That woman — and she — there’s an image of her in the video poem.She struck me as a powerful example of the strength of the Haitian women.

Please don’t miss viewing  it, if only to see the “mother of the church” Dawes describes.  Who is easy to spot in the video.  She is inexplicably beautiful, radiant with a joy impossible  to keep in such a bleak world.

But possible  if you keep a walk close to God.

“Mother of Mothers.”

“When a brave woman’s out walking, she’s mistress life’s spitting image” — Michel-Ange Hyppolite.

The faces of mothers of mothers, their cheekbones gleaming against taut skins, their eyes glazed with the scarring of so much loss.In Haiti, the mothers of mothers have lamented for so long.All that is left is the sturdy presence of grace, the wide-open heart of knowing how much a casket weighs, how it feels on the open palm.

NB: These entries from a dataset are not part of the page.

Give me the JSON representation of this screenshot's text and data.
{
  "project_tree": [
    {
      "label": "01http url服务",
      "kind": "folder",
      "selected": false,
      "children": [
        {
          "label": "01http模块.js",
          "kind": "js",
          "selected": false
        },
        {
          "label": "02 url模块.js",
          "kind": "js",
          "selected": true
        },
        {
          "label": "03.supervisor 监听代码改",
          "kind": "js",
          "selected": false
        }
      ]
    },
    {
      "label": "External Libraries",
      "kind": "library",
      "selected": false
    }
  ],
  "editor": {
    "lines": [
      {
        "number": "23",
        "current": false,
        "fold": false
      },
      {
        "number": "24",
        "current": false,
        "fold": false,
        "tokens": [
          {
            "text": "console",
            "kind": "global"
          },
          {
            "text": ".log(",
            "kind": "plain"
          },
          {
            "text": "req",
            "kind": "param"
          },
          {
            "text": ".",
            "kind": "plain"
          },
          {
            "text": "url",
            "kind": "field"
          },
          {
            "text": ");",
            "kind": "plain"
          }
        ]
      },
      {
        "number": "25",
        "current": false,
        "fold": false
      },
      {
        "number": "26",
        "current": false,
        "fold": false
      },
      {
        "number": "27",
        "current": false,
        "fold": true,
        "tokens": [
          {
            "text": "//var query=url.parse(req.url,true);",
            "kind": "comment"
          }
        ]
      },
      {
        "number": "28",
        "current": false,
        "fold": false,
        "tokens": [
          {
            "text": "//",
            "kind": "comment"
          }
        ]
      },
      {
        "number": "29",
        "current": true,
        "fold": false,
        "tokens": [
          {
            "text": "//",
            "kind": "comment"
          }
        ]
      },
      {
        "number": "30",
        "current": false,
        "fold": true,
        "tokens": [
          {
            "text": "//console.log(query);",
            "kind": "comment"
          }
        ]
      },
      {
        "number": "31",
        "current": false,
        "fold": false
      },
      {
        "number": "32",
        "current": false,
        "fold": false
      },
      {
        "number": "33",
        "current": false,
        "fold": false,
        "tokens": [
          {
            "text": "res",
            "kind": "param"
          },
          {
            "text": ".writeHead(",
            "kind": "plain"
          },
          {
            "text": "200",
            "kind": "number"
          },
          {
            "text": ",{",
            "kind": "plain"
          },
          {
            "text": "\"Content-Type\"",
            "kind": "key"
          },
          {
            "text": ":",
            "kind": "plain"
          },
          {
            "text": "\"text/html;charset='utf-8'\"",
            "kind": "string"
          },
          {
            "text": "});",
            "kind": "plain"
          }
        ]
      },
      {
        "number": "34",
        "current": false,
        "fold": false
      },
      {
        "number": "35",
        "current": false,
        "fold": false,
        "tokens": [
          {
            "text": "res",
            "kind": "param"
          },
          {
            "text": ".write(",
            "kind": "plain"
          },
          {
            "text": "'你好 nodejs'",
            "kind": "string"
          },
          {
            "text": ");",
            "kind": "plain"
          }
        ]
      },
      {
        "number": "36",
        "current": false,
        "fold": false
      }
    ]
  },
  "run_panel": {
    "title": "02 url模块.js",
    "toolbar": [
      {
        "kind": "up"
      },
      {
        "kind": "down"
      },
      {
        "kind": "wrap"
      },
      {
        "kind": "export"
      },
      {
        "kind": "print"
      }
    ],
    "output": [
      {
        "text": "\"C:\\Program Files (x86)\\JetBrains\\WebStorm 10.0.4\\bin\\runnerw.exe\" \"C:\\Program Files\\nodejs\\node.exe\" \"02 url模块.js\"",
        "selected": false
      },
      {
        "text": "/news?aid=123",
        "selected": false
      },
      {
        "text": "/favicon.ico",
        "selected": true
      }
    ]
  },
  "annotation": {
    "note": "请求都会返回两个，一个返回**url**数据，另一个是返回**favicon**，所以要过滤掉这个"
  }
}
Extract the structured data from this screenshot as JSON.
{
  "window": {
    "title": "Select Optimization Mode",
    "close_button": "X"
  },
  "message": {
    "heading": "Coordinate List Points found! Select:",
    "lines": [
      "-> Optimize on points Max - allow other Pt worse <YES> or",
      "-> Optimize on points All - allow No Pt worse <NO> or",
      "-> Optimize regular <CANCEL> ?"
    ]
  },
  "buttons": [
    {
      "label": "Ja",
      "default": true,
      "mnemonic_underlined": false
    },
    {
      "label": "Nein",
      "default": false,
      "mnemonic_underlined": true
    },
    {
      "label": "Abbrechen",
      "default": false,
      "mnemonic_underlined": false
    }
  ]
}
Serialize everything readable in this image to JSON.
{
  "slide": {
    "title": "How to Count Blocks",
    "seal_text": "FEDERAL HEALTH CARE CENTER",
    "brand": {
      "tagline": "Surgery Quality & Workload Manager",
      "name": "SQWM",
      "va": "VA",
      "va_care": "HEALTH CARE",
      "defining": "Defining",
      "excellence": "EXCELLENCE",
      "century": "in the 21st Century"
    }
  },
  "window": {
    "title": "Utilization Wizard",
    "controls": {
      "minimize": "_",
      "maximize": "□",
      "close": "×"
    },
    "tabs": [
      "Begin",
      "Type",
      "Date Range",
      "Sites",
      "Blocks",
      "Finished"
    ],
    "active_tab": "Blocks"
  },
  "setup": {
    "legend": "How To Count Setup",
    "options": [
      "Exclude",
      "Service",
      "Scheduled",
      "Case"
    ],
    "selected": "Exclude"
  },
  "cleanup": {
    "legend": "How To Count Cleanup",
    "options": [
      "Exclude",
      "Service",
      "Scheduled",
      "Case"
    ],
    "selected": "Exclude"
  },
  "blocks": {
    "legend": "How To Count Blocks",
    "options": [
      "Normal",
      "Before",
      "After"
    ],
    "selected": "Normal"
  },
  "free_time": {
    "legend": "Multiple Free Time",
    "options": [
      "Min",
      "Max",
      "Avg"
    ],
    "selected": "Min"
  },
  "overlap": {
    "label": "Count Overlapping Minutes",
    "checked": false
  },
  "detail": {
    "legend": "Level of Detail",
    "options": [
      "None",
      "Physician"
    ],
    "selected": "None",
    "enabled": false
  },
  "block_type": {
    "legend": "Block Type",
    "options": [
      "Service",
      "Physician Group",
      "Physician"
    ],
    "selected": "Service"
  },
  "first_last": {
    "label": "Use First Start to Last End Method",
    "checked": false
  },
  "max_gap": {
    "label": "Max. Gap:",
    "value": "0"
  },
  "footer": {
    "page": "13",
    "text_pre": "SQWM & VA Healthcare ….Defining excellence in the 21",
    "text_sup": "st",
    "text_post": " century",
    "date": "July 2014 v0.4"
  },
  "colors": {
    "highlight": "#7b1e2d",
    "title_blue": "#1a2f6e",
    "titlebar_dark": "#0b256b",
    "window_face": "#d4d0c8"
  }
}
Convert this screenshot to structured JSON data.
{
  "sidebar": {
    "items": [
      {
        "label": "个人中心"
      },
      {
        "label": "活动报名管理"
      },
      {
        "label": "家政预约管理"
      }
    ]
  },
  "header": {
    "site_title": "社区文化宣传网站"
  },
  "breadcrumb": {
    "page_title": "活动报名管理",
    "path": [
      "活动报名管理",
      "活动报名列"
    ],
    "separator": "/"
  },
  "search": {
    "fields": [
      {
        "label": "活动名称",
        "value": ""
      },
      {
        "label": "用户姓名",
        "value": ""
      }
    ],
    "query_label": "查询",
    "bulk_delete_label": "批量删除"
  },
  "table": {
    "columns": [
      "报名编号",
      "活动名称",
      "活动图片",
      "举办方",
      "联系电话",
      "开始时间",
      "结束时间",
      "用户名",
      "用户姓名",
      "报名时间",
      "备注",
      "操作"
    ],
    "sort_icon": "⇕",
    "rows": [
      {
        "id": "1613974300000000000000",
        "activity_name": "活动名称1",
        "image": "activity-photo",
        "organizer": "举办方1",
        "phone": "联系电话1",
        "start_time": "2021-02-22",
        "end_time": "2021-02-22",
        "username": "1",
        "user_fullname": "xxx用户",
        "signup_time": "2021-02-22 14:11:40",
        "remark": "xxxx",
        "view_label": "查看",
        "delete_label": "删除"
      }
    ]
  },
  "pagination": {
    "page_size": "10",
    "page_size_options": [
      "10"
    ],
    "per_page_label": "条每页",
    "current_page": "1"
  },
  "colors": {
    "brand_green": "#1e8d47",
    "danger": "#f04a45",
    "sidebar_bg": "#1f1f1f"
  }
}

The mothers of mothers march through the congregation while the children of men clap their hands, beat tambourines, scratch the grater, and sing the flat harmony that shivers the air.

Beneath a cascade of flame yellow and red flamboyants, she stalks the outskirts of the feet-worn worship ground, the outer limits of the congregation, where the weeds and stones have accumulated, here, where the excavation of rubble takes us as far as weary arms and the creaky wheelbarrow can go.

These women draw a pattern of circles with their heavy, planted feet, their arms raised high, their voices continuing with greater ceremony and occasion, that conversation that began with Jesus at 4:00 in the morning.

Oh, the mothers of mothers, who know too well the hottest sorrow, the broken bodies of children, the boy who covers a jaw full of maggots, and the tall lanky son whose spine gives under the weight of concrete before he is pulled out, laid under the soft blue light of a wayside clinic, waiting to go, and, quietly, with the flies returning to his skin, he is still, though he must wait there until dusk, before they notice, before a procession of mothers leads the body out into the night, and mother of mothers, she hears her child wake, look around, and speak, “How nice the air is out here,” before he dies, this time for good.

Mother of mothers, in your bandana and with your holy testament, you must draw the line of defense around the beleaguered souls, and speak a torrent of curses on the beast lurking in the shadows.